'''

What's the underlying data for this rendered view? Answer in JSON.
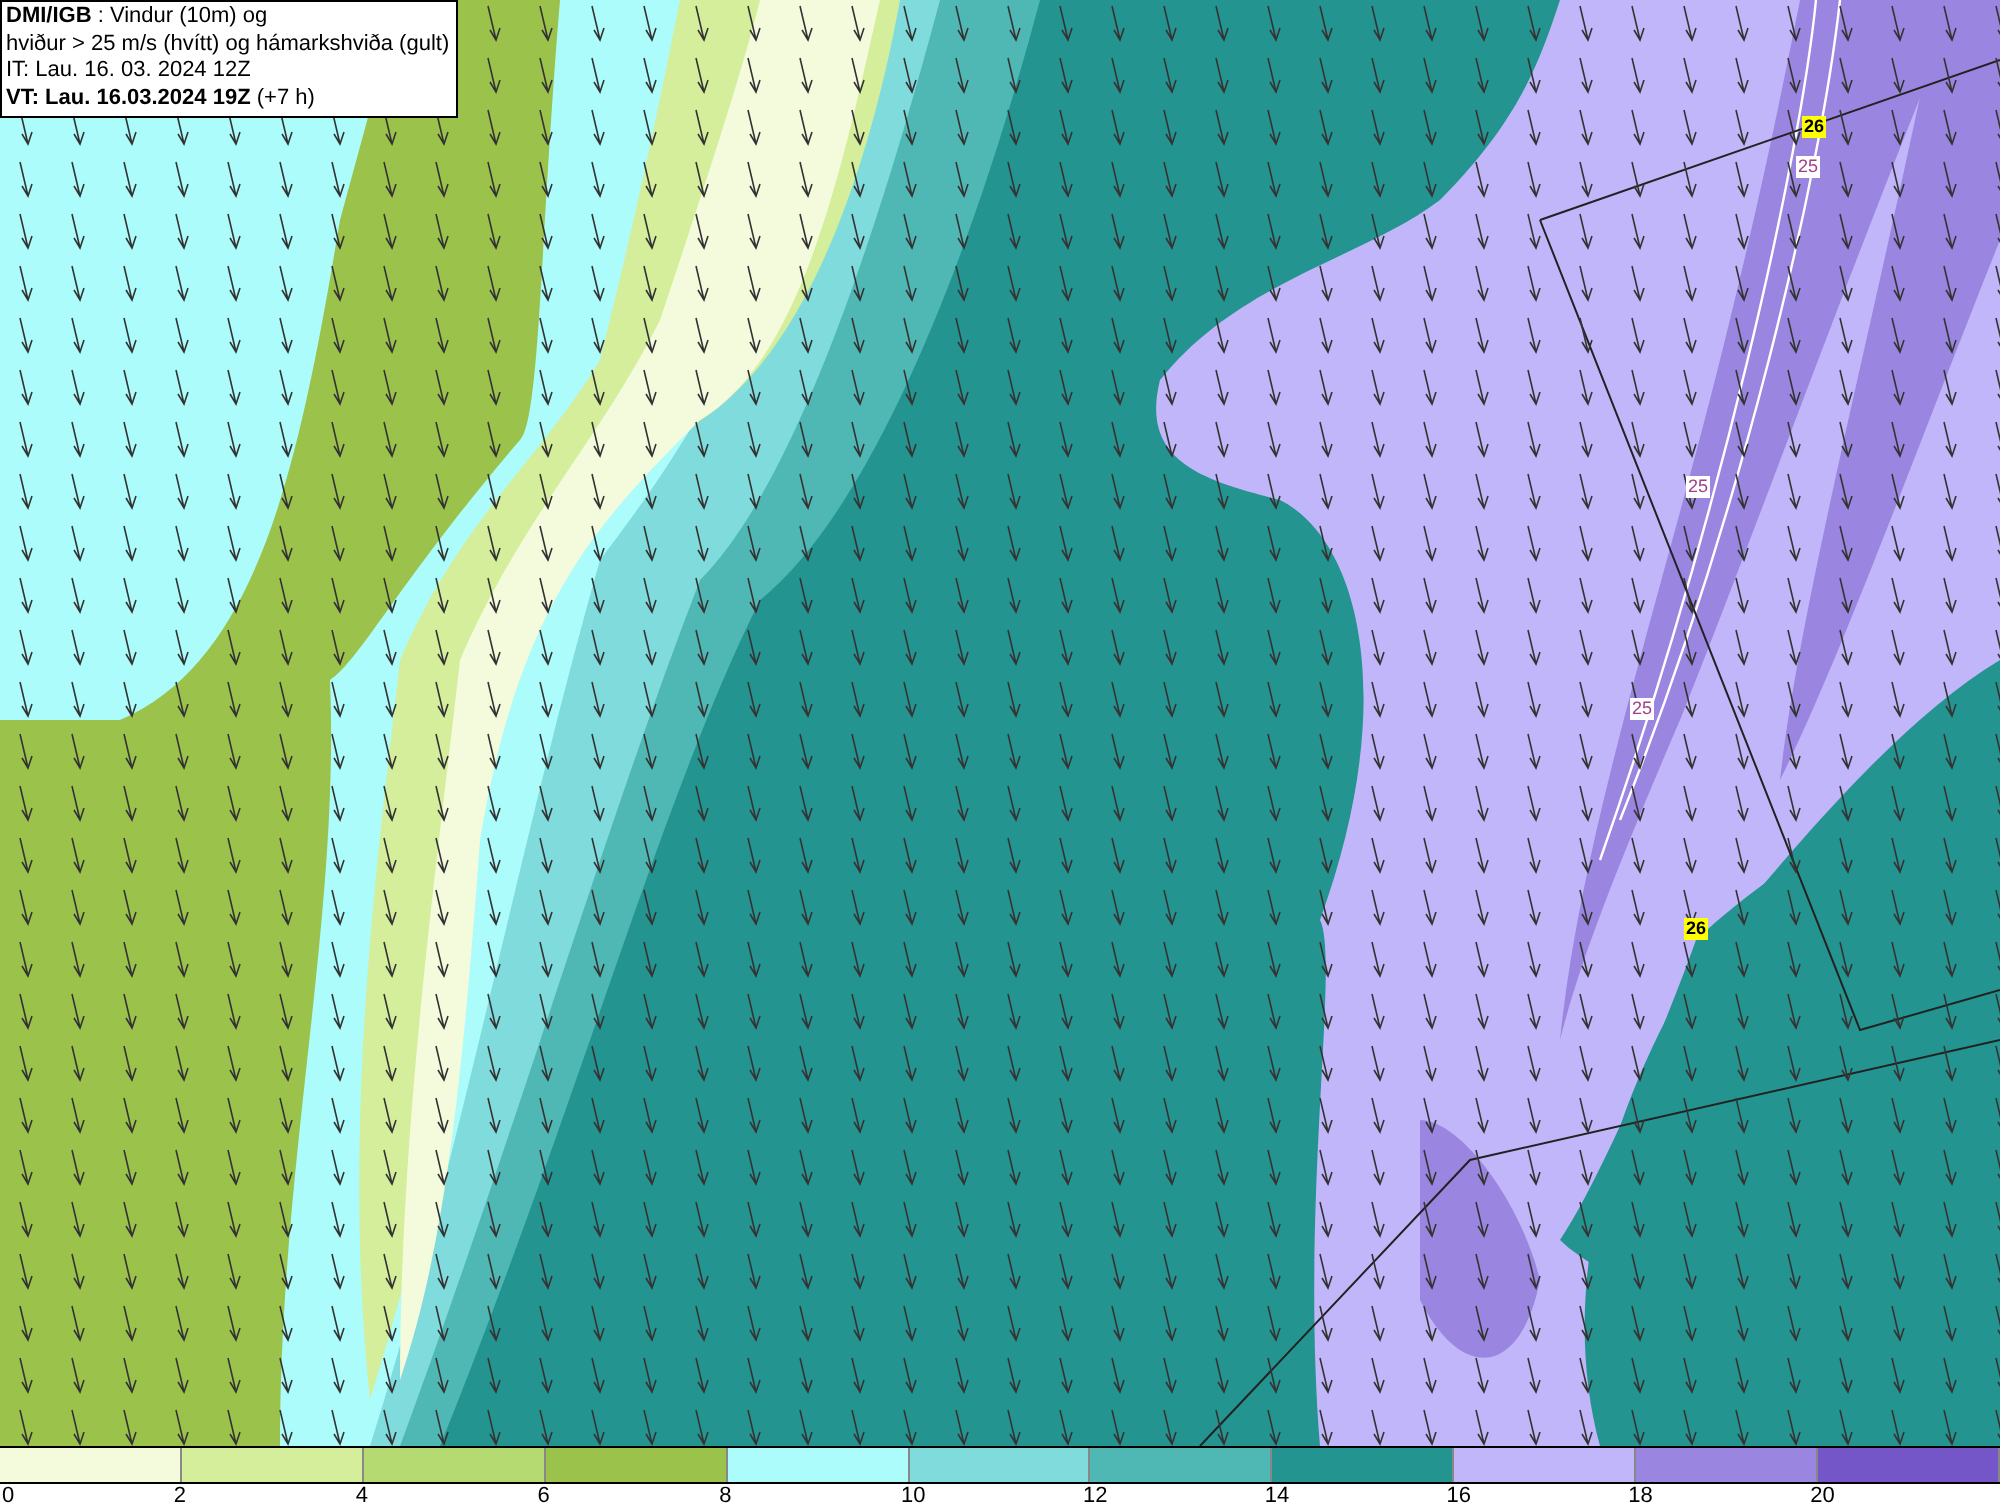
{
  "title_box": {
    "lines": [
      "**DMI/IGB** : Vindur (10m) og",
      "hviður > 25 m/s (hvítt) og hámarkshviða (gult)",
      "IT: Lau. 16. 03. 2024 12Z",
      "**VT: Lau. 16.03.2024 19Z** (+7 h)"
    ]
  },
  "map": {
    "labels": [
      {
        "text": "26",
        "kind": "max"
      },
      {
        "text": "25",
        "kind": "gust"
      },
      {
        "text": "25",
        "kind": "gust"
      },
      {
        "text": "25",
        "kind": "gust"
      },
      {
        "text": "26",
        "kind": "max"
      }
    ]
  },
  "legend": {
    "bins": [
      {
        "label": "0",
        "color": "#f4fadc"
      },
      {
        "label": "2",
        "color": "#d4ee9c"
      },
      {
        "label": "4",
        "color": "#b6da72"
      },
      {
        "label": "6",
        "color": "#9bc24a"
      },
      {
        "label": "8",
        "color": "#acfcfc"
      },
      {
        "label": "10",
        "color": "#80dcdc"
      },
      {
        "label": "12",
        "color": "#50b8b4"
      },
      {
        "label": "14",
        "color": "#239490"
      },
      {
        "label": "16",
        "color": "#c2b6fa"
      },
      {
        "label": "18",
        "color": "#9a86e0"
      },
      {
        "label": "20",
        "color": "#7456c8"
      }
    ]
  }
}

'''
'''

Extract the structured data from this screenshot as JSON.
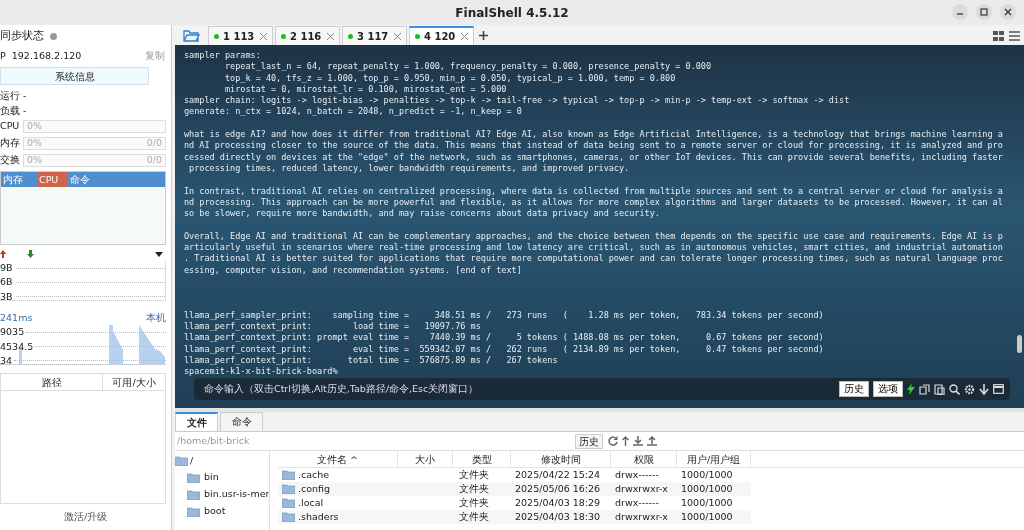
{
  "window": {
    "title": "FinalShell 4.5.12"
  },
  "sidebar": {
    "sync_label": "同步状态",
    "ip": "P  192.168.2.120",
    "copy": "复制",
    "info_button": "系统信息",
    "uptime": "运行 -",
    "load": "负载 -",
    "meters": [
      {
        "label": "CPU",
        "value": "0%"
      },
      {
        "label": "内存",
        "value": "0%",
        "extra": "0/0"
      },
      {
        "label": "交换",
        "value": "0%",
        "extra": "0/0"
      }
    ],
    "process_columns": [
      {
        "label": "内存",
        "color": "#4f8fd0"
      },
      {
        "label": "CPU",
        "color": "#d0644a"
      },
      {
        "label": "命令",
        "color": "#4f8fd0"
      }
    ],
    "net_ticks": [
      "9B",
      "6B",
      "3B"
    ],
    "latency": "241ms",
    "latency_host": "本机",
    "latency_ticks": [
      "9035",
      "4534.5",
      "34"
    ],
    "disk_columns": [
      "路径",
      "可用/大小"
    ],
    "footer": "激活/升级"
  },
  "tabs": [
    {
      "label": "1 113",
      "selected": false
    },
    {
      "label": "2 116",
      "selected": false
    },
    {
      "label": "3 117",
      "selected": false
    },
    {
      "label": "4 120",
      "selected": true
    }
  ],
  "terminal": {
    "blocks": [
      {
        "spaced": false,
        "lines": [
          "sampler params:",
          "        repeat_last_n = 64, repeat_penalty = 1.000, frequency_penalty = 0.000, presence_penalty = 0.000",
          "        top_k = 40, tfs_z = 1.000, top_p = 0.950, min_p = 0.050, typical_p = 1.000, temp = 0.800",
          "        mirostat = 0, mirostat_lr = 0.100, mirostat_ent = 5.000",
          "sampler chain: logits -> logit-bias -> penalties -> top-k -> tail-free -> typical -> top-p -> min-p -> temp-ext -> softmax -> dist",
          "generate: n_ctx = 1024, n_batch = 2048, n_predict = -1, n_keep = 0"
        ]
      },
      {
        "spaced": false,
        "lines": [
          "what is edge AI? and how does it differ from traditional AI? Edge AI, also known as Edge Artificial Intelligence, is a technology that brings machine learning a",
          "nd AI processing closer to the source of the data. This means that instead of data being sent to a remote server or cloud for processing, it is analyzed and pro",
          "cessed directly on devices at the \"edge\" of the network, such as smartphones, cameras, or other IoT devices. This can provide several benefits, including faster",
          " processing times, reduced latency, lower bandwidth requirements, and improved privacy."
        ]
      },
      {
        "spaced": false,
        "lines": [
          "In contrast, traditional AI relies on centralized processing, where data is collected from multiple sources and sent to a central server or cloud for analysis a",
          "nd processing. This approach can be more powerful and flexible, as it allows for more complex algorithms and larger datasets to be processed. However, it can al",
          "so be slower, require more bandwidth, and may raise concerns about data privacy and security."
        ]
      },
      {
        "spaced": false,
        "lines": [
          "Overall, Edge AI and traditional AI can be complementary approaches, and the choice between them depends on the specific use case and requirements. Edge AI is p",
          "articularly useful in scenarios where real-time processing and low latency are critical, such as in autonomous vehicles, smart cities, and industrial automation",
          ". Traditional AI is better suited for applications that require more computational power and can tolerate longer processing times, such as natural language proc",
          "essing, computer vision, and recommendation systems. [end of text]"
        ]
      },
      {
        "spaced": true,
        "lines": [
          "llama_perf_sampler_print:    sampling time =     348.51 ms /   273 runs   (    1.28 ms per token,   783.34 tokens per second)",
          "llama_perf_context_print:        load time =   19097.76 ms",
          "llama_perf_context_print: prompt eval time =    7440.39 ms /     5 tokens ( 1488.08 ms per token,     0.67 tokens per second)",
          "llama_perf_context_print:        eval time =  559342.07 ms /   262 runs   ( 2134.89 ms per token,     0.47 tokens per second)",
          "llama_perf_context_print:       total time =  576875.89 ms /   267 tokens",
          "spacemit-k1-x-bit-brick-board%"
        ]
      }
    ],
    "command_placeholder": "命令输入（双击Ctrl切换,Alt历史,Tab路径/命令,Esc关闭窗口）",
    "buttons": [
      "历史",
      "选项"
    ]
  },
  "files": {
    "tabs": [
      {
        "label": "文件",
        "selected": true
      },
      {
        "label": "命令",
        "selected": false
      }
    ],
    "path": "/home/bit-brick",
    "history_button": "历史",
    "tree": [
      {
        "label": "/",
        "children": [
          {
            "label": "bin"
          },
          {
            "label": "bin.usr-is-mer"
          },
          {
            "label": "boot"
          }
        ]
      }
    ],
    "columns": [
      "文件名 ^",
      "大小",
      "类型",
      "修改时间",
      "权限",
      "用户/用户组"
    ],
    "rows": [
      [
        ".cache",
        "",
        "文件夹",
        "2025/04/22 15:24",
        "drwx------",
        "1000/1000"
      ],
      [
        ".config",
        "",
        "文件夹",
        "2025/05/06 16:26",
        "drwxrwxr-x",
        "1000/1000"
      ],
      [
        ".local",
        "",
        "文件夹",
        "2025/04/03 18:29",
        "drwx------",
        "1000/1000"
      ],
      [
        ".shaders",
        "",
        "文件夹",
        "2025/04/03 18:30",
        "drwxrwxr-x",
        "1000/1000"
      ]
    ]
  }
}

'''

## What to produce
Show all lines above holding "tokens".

## Exercise solution
          "llama_perf_sampler_print:    sampling time =     348.51 ms /   273 runs   (    1.28 ms per token,   783.34 tokens per second)",
          "llama_perf_context_print: prompt eval time =    7440.39 ms /     5 tokens ( 1488.08 ms per token,     0.67 tokens per second)",
          "llama_perf_context_print:        eval time =  559342.07 ms /   262 runs   ( 2134.89 ms per token,     0.47 tokens per second)",
          "llama_perf_context_print:       total time =  576875.89 ms /   267 tokens",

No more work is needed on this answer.